The GOP looks at teenage girls and sees a bunch of healthy uteruses being shamelessly unused. Think of all the babies you could be having if you started at 12 or 13! My god, the average age American women have their first baby is 25, meaning that a solid 12-15 years they could be making babies is just wasted. But the GOP is working hard to make sure that's not true going forward, both in making it much harder for teenagers to get abortions and in shutting down Planned Parenthood, so that teenagers can't get contraception either. If this trend continues, I imagine the GOP will be demanding that we ban tampon companies from making this "Your First Period" videos that schools use for sex education, and instead require that schools distribute baby blankets along with anti-choice propaganda instead. Perhaps they can roll back Title IX and redirect all the money going to girl's athletics to mandatory classes in diaper-changing and how to pick the best Bible stories for your growing brood's entertainment. Every time you get a period, ladies, remember that you're failing Jesus.
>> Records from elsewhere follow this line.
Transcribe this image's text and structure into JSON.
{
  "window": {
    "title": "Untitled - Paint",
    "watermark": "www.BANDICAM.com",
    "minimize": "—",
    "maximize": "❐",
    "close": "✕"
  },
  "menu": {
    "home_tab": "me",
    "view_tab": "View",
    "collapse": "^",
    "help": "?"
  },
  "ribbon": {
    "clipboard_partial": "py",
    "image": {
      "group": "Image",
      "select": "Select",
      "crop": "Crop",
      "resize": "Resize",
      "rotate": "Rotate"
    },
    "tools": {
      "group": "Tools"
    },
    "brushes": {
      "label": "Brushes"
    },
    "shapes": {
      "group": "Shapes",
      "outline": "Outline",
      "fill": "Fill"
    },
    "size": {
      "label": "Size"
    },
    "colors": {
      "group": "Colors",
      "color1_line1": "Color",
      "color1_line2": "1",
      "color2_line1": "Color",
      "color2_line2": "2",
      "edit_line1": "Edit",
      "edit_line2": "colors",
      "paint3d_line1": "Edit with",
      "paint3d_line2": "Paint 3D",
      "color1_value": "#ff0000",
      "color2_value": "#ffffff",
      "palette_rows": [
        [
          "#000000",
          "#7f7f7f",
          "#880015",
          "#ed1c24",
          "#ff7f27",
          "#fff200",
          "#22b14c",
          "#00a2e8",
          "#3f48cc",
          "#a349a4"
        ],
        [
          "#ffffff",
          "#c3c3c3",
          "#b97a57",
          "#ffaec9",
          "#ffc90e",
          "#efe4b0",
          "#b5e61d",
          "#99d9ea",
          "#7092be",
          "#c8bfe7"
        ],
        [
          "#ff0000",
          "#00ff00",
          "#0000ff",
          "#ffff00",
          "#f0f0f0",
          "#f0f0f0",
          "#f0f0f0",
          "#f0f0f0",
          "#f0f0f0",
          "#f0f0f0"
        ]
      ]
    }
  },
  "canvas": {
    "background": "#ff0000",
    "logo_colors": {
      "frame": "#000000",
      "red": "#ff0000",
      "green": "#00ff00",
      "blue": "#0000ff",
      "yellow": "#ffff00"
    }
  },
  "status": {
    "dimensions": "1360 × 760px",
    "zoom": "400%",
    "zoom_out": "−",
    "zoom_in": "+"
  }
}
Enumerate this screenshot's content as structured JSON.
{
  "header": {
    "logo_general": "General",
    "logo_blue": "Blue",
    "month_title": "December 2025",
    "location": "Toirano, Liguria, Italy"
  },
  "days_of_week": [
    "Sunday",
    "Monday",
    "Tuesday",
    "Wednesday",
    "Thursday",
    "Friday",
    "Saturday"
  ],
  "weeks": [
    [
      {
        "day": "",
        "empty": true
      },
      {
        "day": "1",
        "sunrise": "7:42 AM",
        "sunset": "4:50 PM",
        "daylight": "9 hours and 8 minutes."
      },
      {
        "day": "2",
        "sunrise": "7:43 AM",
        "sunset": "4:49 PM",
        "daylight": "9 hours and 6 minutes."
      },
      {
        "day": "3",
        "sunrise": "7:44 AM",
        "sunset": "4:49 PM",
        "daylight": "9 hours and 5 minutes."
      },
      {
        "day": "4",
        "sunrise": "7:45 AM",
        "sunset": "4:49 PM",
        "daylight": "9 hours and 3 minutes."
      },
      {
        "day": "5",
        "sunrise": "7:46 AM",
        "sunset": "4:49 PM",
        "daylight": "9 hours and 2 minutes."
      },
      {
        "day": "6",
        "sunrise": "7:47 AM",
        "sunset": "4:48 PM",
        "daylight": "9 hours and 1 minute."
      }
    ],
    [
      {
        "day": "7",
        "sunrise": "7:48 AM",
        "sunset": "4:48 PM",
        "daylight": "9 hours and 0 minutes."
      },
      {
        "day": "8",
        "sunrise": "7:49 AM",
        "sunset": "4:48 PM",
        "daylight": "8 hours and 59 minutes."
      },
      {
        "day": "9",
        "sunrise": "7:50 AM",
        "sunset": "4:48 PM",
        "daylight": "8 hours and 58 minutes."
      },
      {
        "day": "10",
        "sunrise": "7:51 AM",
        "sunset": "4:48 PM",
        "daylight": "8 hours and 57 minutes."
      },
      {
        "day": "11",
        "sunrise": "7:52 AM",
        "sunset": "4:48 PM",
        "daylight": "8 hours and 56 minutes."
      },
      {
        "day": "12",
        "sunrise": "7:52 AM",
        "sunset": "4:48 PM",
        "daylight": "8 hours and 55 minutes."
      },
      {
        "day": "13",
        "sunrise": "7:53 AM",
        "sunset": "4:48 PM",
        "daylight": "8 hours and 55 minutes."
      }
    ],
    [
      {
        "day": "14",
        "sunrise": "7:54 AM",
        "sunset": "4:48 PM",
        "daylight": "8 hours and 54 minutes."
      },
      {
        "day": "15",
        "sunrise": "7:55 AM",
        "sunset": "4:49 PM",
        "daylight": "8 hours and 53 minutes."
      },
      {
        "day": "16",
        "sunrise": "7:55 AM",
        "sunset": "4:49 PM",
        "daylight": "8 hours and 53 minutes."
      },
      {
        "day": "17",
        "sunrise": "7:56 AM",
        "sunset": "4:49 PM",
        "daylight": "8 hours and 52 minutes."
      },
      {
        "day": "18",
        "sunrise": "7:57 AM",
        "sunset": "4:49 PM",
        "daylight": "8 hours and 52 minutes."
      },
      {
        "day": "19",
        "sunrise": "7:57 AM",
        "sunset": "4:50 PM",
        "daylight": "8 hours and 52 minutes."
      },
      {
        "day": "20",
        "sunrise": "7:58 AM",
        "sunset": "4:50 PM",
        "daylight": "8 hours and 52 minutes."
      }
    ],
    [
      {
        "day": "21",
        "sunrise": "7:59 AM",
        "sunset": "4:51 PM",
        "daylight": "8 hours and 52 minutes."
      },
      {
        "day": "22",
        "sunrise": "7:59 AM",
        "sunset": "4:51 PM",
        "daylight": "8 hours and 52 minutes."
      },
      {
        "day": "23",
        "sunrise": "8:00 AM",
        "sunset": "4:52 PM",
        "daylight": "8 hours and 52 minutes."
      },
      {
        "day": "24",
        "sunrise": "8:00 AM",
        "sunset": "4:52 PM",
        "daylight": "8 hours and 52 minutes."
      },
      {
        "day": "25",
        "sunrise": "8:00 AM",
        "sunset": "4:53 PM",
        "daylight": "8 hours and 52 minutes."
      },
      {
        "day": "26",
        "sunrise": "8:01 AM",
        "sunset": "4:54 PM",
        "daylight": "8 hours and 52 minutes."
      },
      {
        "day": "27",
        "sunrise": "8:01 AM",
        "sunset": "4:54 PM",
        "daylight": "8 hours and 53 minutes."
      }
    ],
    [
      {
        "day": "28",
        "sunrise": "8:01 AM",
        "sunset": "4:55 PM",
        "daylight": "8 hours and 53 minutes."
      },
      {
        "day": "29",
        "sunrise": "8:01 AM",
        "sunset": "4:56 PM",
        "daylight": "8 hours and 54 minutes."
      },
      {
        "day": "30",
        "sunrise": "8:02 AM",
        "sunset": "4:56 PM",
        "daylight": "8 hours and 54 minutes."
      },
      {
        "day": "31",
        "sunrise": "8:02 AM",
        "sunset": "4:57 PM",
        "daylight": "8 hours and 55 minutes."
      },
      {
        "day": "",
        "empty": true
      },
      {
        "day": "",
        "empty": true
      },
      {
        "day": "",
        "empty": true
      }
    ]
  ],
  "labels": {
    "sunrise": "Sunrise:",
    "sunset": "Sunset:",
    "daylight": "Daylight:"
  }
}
But this conservative loathing for teenage girls is just indicative of the larger principle at stake here, which is an all-out assault on women that is concentrated on the most vulnerable. If you're poor or young, they really have it out for you. If you're both poor and young, they will go out of their way to make sure you're giving birth against your will. I'm somewhat surprised they didn't find even more vulnerabilities they could exploit. Maybe the next bill will be a ban on wheelchair ramps at family planning clinics or something.
So, here's some steps you can take, since the vote is tomorrow. You can go to A Huge Step Back and hit the Take Action! button and follow instructions to write your congressperson. Or, since this will also have to go to the Senate, you can contact your Senator here and let them know that you cannot support politicians who don't support women's rights. Folks are also trying to warm the #dearjohn Twitter feed up again; if you join in, make sure to ping the Twitter account of John Boehner or of your representative.